Beverly Cleary

Mother came into the living room. "Daddy has lost his job," she said softly. "The bank is dismissing the employees it took over from the West Coast National and has given them two weeks' notice."

The Depression had come to us. Mother cleared the table and washed the dishes alone. I sensed she preferred solitude to help. I sat filled with anguish, unable to read, unable to do anything. When Dad finally emerged from the bedroom, I felt so awkward I did not know what to say or even how to look at him. To pretend nothing had happened seemed wrong, but seeing him so defeated and ashamed of defeat, even though he was not to blame, was so painful that I could not speak. How could anyone do such a thing to my father, who was so good, kind, reliable, and honest?

A neighbor gave Mother an old pink woolen dress, which she successfully made over into a jumper for me. She contrived a cream colored blouse from something found in a trunk in the attic. One of her friends, now married to an eastern Oregon wheat rancher, had a daughter older than I who passed on two nice dresses. In our neighborhood, no girl would dream of entering high school in half socks. I used hoarded nickels and dimes to buy silk stockings. Five dollars from my Arizona uncle bought a raincoat ....

We began admiring one another's clothes by saying, "Is it new, or new to you?"

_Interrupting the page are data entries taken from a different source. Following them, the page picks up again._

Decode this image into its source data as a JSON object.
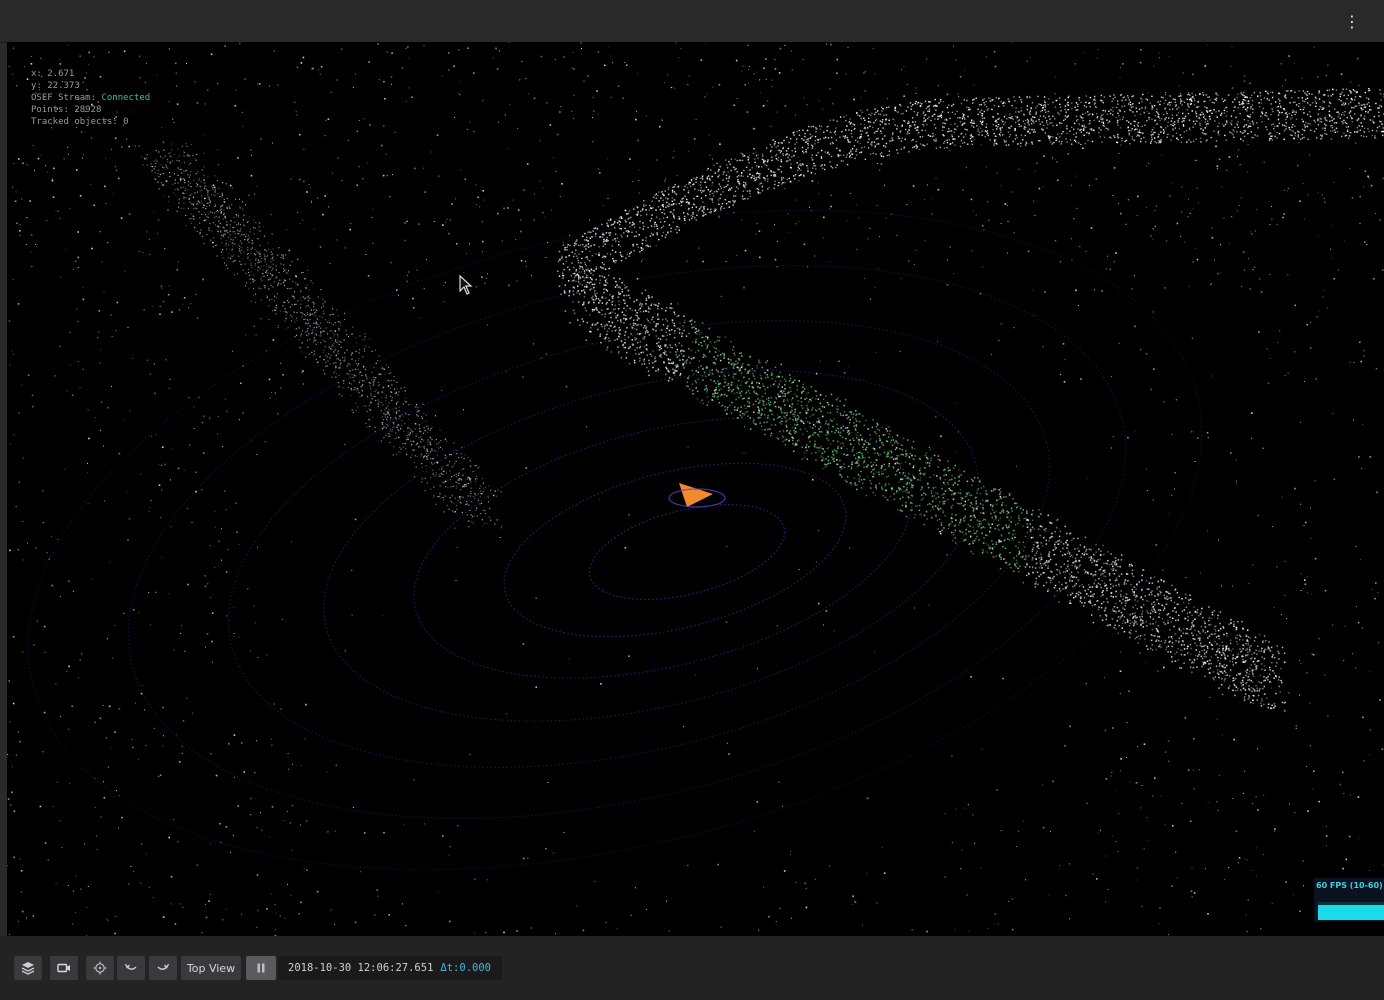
{
  "topbar": {
    "menu_icon": "kebab-menu-icon",
    "menu_glyph": "⋮"
  },
  "viewport": {
    "info": {
      "x_line": "x: 2.671",
      "y_line": "y: 22.373",
      "stream_label": "OSEF Stream:",
      "stream_status": "Connected",
      "points_line": "Points: 28928",
      "tracked_line": "Tracked objects: 0"
    },
    "fps": {
      "label": "60 FPS (10-60)",
      "level": 1.0
    },
    "colors": {
      "background": "#000000",
      "points": "#ffffff",
      "ground_rings": "#3a3cd0",
      "wall_highlight": "#6fe07a",
      "ego_marker": "#f28a2c",
      "connected": "#3cbf8c",
      "fps": "#19dbea"
    }
  },
  "toolbar": {
    "buttons": [
      {
        "name": "layers-button",
        "icon": "layers-icon"
      },
      {
        "name": "camera-button",
        "icon": "video-camera-icon"
      },
      {
        "name": "recenter-button",
        "icon": "crosshair-icon"
      },
      {
        "name": "rotate-left-button",
        "icon": "rotate-left-icon"
      },
      {
        "name": "rotate-right-button",
        "icon": "rotate-right-icon"
      }
    ],
    "top_view_label": "Top View",
    "pause_icon": "pause-icon",
    "timestamp": "2018-10-30 12:06:27.651",
    "delta": "Δt:0.000"
  }
}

Beverly Cleary, A Girl fromYamhill, 173, 174, 181, 182

Copyright Digital History 2016